• **EXERCISE OBJECTIVE**
Your answer must restate the listing below word for word and contain no images.
=== MATERIAL SUPPLIED ===
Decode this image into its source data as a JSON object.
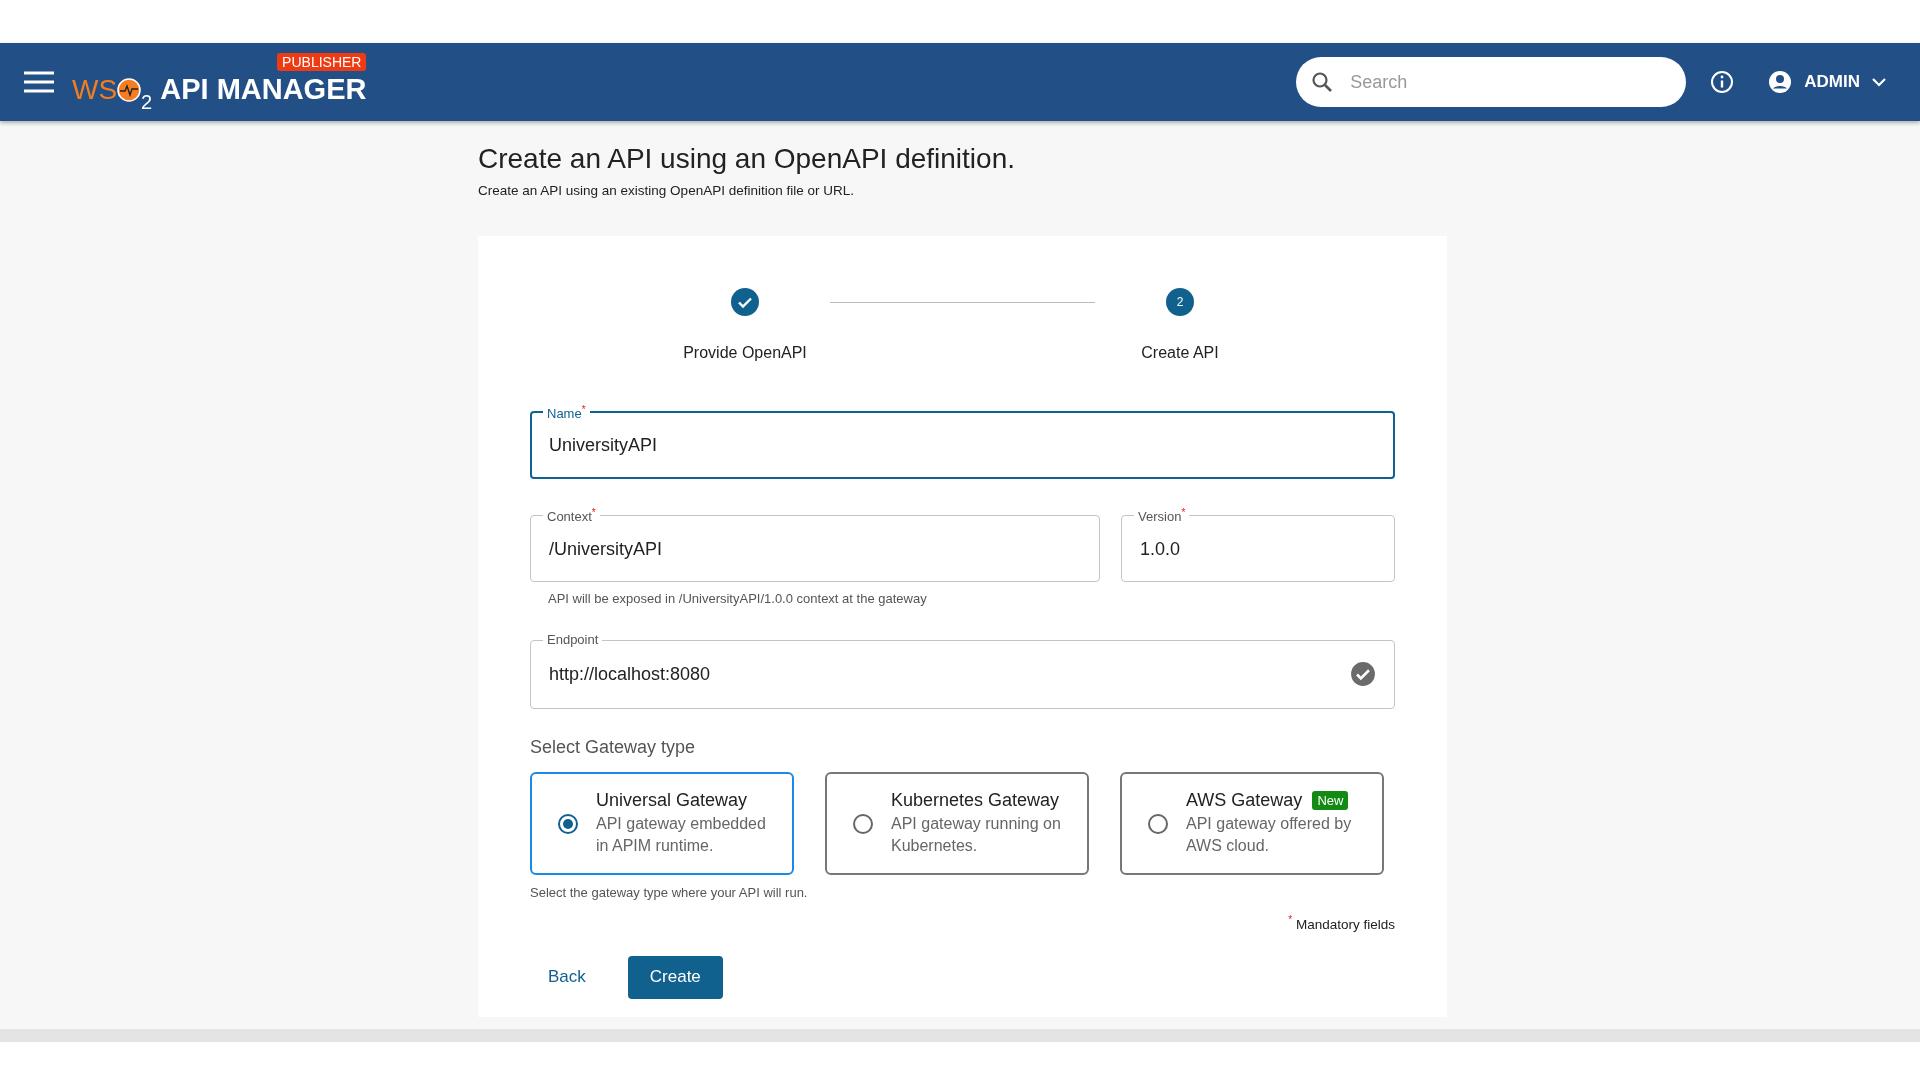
{
  "header": {
    "logo": {
      "prefix": "WS",
      "suffix": "2",
      "product": "API MANAGER",
      "badge": "PUBLISHER"
    },
    "search": {
      "placeholder": "Search"
    },
    "user": "ADMIN"
  },
  "page": {
    "title": "Create an API using an OpenAPI definition.",
    "subtitle": "Create an API using an existing OpenAPI definition file or URL."
  },
  "steps": [
    {
      "label": "Provide OpenAPI",
      "completed": true
    },
    {
      "label": "Create API",
      "number": "2",
      "completed": false
    }
  ],
  "fields": {
    "name": {
      "label": "Name",
      "value": "UniversityAPI",
      "required": true,
      "focused": true
    },
    "context": {
      "label": "Context",
      "value": "/UniversityAPI",
      "required": true,
      "focused": false
    },
    "version": {
      "label": "Version",
      "value": "1.0.0",
      "required": true,
      "focused": false
    },
    "context_helper": "API will be exposed in /UniversityAPI/1.0.0 context at the gateway",
    "endpoint": {
      "label": "Endpoint",
      "value": "http://localhost:8080",
      "required": false,
      "focused": false,
      "valid": true
    }
  },
  "gateway": {
    "title": "Select Gateway type",
    "helper": "Select the gateway type where your API will run.",
    "options": [
      {
        "title": "Universal Gateway",
        "description": "API gateway embedded in APIM runtime.",
        "selected": true
      },
      {
        "title": "Kubernetes Gateway",
        "description": "API gateway running on Kubernetes.",
        "selected": false
      },
      {
        "title": "AWS Gateway",
        "description": "API gateway offered by AWS cloud.",
        "badge": "New",
        "selected": false
      }
    ]
  },
  "required_mark": "*",
  "mandatory_note": "Mandatory fields",
  "buttons": {
    "back": "Back",
    "create": "Create"
  }
}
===
• **OUTPUT OF THE EXERCISE**
Decode this image into its source data as a JSON object.
{
  "header": {
    "logo": {
      "prefix": "WS",
      "suffix": "2",
      "product": "API MANAGER",
      "badge": "PUBLISHER"
    },
    "search": {
      "placeholder": "Search"
    },
    "user": "ADMIN"
  },
  "page": {
    "title": "Create an API using an OpenAPI definition.",
    "subtitle": "Create an API using an existing OpenAPI definition file or URL."
  },
  "steps": [
    {
      "label": "Provide OpenAPI",
      "completed": true
    },
    {
      "label": "Create API",
      "number": "2",
      "completed": false
    }
  ],
  "fields": {
    "name": {
      "label": "Name",
      "value": "UniversityAPI",
      "required": true,
      "focused": true
    },
    "context": {
      "label": "Context",
      "value": "/UniversityAPI",
      "required": true,
      "focused": false
    },
    "version": {
      "label": "Version",
      "value": "1.0.0",
      "required": true,
      "focused": false
    },
    "context_helper": "API will be exposed in /UniversityAPI/1.0.0 context at the gateway",
    "endpoint": {
      "label": "Endpoint",
      "value": "http://localhost:8080",
      "required": false,
      "focused": false,
      "valid": true
    }
  },
  "gateway": {
    "title": "Select Gateway type",
    "helper": "Select the gateway type where your API will run.",
    "options": [
      {
        "title": "Universal Gateway",
        "description": "API gateway embedded in APIM runtime.",
        "selected": true
      },
      {
        "title": "Kubernetes Gateway",
        "description": "API gateway running on Kubernetes.",
        "selected": false
      },
      {
        "title": "AWS Gateway",
        "description": "API gateway offered by AWS cloud.",
        "badge": "New",
        "selected": false
      }
    ]
  },
  "required_mark": "*",
  "mandatory_note": "Mandatory fields",
  "buttons": {
    "back": "Back",
    "create": "Create"
  }
}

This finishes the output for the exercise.